Growing up in Ilam, Western Iran, Mr Pouya (Jacob) Saeedian was acutely aware of the insufficient access to medical services within his Kurdish community.
“I saw firsthand people suffering because of the lack of doctors and specialists,” Mr Saeedian shared.
“When I moved to Australia as a refugee at the age of 16, I saw similar struggles within the refugee community and with other minority groups.”
“I have always wanted to become a doctor, but for a long time there was no possibility to make it a reality.”
“Part of the appeal of medicine is that it’s a lifelong commitment. I want to be challenged and continue to learn and grow in my career. The other part that appeals to me is that I hope to make a difference in the lives of those who are disadvantaged. I have been there myself, so I understand the struggles,” Mr Saeedian remarked.
Although he has faced many obstacles during his education in Australia - particularly due to his ineligibility for government funding – Mr Saeedian has through the support of various Canberra based organisations, and his own determination, continued to work towards his goal of becoming a doctor.
This year, thanks to a full scholarship from the John James Foundation*, and an international fee waiver from the Australian National University (ANU), Mr Saeedian has commenced the Doctor of Medicine and Surgery program.
“The John James Foundation enables people to achieve their dreams and the best part is that they genuinely care about the individual. They consider an individual’s circumstances and provide appropriate support to ensure they can be successful and complete their studies.” Mr Saeedian noted.
Professor Paul Smith AM, Chairman of the John James Foundation board, advised, “The Foundation’s medical scholarships provide opportunities for some of the most marginalised, talented and driven people in society.”
“Indigenous and refugee scholarship holders overcome significant hurdles in pursuing education and a vocation for helping others. We hope that our support will change their lives as they help others in life,” Professor Smith added.

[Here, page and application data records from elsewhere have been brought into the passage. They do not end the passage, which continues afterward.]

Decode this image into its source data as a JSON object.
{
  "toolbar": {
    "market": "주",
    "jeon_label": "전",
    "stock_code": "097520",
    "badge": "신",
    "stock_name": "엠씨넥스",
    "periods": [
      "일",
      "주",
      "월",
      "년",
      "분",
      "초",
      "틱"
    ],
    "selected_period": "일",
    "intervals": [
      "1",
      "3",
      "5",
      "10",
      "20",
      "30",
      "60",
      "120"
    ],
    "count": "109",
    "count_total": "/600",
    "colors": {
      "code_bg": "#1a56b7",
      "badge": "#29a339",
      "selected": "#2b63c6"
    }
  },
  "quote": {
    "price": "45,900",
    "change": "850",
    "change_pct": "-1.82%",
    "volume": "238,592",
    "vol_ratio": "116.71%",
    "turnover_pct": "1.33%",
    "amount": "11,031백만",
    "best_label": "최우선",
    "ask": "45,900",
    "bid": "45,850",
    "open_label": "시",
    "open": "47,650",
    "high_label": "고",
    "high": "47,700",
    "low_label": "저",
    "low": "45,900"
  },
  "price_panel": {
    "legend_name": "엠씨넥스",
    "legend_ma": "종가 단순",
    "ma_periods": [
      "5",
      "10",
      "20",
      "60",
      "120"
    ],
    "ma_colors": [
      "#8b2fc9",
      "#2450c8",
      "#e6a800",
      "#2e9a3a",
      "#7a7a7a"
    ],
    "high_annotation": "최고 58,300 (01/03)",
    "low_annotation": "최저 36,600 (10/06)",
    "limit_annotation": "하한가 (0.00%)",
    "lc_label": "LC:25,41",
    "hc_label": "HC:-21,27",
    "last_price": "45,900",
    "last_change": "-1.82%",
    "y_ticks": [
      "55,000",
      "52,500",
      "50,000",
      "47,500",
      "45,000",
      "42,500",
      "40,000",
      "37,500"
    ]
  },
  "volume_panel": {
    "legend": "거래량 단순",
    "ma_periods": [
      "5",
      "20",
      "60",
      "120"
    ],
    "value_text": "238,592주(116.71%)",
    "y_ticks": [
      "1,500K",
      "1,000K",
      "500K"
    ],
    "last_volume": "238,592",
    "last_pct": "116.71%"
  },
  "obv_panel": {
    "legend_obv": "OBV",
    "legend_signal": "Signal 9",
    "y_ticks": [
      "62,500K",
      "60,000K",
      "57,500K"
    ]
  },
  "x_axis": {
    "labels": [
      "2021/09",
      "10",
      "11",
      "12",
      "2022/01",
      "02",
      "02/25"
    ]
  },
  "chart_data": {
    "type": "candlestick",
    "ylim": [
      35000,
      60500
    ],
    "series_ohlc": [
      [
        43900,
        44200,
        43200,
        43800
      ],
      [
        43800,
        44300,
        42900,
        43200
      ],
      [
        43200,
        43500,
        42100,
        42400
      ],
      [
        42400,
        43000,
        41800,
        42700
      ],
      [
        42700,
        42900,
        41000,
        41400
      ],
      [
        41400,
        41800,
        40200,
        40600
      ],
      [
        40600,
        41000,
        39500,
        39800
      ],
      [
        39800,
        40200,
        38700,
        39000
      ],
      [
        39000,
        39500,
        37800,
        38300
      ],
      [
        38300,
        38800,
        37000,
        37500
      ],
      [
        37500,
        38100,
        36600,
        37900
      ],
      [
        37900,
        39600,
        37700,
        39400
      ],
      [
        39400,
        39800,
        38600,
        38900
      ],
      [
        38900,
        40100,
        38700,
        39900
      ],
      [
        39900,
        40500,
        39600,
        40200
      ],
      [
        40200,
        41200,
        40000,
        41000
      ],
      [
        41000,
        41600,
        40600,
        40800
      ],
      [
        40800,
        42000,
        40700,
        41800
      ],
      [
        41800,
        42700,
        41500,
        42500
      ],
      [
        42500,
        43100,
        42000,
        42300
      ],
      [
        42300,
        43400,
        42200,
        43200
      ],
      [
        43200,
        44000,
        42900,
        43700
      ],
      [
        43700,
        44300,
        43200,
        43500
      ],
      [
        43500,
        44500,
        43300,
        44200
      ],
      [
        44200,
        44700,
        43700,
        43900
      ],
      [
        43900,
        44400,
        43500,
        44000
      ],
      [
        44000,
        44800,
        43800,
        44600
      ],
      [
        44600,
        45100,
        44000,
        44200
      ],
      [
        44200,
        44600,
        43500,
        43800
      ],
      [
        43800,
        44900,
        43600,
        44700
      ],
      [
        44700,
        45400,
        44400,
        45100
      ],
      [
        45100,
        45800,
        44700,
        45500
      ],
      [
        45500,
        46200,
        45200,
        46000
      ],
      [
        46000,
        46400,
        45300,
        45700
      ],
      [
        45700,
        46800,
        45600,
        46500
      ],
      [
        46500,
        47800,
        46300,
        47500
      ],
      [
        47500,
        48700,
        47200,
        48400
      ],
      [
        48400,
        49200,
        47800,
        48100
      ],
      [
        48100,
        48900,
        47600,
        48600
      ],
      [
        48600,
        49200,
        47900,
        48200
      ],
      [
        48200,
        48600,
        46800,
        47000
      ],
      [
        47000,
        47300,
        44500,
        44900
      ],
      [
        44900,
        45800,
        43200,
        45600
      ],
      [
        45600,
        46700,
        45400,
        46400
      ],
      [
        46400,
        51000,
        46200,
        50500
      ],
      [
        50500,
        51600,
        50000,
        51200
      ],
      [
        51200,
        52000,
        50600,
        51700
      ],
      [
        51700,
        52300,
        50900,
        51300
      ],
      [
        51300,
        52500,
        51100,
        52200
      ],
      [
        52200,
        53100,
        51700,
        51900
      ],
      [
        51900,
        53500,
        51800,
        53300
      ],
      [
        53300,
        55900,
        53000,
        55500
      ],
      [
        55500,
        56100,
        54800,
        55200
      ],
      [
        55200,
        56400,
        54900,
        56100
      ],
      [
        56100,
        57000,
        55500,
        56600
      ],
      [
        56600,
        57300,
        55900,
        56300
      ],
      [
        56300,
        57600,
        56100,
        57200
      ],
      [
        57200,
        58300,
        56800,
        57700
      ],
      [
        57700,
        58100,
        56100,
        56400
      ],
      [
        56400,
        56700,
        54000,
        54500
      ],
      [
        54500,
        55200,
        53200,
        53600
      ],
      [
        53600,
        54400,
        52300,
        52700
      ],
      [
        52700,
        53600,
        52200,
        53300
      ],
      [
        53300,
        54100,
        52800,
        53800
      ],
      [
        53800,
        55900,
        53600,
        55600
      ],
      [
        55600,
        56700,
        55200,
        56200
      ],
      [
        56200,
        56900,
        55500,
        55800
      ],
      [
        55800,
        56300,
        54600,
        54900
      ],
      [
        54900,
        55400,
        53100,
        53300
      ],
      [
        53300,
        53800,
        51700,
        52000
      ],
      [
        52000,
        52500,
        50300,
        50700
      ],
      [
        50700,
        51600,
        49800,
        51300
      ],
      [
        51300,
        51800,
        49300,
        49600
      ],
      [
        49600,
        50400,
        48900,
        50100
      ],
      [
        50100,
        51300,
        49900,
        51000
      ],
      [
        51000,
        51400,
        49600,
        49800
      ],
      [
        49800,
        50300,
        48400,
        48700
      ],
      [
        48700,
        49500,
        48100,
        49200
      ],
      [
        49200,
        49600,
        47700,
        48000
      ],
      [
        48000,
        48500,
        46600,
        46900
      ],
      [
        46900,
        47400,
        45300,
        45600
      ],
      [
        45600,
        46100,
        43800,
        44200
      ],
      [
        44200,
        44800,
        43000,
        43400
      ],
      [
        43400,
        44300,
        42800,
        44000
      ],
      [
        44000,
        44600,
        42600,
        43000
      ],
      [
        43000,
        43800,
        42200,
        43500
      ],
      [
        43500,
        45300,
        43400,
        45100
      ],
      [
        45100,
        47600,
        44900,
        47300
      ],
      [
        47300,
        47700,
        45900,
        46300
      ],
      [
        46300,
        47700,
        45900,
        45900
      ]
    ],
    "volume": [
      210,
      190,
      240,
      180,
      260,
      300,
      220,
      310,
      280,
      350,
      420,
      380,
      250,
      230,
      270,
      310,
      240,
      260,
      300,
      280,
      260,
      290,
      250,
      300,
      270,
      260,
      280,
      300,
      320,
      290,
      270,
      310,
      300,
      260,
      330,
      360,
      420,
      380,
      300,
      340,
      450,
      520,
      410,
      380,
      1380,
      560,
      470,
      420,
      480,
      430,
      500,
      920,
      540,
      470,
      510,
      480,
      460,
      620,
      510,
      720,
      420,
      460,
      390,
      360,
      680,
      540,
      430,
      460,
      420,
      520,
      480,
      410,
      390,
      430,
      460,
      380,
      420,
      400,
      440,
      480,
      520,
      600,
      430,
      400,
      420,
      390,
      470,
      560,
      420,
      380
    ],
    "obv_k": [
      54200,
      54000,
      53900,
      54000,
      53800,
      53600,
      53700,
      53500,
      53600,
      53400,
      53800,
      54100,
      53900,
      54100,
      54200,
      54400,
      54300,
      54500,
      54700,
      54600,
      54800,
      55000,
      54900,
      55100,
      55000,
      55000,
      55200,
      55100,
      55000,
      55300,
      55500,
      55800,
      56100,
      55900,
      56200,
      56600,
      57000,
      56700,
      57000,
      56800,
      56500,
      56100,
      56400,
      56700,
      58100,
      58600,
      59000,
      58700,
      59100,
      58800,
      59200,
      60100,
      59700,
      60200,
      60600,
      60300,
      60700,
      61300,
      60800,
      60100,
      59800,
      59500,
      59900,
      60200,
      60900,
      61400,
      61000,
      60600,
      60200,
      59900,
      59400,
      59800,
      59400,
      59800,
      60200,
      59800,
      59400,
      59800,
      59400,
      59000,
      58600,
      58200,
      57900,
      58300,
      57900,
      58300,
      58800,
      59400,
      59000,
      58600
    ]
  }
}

Ms Deborah Eades, a first year medical student was inspired to pursue medicine after volunteering at Winnunga Nimmityjah Aboriginal Health and Community Services.
“I originally wanted to study business, but my volunteer experience has motivated me to become a doctor.”
“I witnessed different chronic health issues which plagued the Indigenous community. I want to learn more about these issues and work with a broader health community to help close the gap, especially as an Indigenous person.”
“I am incredibly thankful to the John James Foundation. The scholarship allows me to prioritise my studies so that I can eventually give back to Indigenous communities,” Ms Eades said.
Professor Russell Gruen, Dean of the ANU College of Health and Medicine affirmed, “Our 15 year strong partnership with the John James Foundation is accelerating medical education and research, and supporting us to elevate access and quality of health care for Canberra, and the nation."
*In 2023, the John James Foundation is supporting four ANU medical students from Indigenous and refugee backgrounds.